◆ Exercise prompt ◆
Your response should reproduce every line of the entries that contains the word "JSON".
##### Given records
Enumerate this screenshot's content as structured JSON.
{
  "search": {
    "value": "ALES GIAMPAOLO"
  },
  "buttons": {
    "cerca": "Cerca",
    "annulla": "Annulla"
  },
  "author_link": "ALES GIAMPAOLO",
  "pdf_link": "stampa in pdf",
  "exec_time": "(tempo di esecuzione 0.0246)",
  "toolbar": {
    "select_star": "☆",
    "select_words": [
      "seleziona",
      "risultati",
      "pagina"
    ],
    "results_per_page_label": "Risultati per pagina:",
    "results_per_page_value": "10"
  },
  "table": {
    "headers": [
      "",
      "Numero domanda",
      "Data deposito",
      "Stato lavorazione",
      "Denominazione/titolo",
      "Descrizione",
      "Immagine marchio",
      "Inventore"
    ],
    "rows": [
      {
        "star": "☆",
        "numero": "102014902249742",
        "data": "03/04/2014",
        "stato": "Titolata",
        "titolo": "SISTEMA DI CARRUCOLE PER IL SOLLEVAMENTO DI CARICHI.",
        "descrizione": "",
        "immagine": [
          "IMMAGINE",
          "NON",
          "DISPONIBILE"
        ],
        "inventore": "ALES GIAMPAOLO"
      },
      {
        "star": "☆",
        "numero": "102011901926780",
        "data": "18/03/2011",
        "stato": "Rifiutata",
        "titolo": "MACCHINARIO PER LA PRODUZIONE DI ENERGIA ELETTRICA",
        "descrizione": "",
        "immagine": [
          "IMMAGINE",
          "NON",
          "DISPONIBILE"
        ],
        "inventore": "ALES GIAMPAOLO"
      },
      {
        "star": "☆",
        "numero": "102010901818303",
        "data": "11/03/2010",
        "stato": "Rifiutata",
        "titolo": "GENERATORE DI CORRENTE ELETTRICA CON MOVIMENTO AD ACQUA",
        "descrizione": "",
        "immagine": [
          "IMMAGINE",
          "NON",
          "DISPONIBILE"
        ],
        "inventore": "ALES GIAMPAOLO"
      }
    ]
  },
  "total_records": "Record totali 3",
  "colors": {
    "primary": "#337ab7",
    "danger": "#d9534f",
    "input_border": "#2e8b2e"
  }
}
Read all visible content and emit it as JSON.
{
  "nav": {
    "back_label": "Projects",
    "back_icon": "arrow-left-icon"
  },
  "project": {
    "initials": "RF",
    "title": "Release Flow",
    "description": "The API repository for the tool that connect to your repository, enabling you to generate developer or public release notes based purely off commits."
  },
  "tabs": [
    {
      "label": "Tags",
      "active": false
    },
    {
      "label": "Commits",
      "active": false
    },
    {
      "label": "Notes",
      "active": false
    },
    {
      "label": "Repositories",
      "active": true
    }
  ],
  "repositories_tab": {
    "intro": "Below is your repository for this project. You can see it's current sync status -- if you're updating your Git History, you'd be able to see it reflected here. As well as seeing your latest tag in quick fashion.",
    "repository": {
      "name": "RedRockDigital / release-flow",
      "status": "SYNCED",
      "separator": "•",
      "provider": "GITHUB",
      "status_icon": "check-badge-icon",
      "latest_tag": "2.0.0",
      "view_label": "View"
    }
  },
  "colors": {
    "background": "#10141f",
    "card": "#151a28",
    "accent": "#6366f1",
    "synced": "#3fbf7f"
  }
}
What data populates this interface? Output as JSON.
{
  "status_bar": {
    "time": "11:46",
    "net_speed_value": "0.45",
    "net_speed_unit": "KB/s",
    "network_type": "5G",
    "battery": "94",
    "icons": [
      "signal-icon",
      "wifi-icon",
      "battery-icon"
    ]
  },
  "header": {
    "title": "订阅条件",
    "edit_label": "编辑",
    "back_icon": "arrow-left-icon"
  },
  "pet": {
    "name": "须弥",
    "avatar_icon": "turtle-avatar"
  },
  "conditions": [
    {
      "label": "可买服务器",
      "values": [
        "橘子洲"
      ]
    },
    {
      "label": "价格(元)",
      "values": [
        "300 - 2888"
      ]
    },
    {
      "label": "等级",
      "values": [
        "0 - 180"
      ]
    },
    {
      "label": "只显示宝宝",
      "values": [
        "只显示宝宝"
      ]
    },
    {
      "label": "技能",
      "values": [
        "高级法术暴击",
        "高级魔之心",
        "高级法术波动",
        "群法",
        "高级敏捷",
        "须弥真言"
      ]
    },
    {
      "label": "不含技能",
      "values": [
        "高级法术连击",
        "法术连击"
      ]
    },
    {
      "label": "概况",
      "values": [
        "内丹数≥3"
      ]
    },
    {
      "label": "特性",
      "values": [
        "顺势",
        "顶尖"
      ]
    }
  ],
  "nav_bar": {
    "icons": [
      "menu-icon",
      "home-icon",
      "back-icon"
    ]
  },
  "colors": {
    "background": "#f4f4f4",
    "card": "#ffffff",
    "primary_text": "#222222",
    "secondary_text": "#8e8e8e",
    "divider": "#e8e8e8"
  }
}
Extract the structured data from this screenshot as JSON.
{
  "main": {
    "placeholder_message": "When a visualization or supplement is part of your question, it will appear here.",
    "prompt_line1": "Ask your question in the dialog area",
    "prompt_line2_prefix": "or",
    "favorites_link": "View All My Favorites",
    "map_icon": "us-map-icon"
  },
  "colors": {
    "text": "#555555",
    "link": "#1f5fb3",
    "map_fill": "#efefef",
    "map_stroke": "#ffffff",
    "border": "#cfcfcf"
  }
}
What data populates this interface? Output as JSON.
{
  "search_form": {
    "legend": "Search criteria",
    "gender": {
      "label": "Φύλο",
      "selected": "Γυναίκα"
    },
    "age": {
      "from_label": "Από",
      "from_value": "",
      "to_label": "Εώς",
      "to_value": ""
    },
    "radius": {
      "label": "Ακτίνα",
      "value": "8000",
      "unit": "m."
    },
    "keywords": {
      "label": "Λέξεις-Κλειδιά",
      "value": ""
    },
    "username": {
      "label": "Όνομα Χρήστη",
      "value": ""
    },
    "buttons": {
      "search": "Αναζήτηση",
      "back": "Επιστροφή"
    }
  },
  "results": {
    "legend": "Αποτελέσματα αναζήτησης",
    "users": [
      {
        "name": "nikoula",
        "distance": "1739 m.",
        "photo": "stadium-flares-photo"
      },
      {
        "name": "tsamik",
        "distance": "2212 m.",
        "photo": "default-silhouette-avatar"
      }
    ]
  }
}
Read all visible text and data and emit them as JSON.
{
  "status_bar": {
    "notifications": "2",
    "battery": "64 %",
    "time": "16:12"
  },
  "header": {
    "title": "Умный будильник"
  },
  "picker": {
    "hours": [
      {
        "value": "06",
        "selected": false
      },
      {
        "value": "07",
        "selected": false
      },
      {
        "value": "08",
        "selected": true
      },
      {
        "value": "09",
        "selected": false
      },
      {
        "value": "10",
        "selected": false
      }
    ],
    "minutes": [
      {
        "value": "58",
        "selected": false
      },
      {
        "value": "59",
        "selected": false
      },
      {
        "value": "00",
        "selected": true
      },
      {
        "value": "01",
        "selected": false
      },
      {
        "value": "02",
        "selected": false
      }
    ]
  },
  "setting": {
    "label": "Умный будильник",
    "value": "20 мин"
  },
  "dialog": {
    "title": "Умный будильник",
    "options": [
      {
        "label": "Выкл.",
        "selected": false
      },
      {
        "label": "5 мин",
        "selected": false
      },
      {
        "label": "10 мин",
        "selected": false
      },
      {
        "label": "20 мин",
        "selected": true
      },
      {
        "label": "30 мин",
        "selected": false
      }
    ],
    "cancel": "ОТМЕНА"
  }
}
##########
◆ Your response ◆
Enumerate this screenshot's content as structured JSON.
Read all visible content and emit it as JSON.
What data populates this interface? Output as JSON.
Extract the structured data from this screenshot as JSON.
What data populates this interface? Output as JSON.
Read all visible text and data and emit them as JSON.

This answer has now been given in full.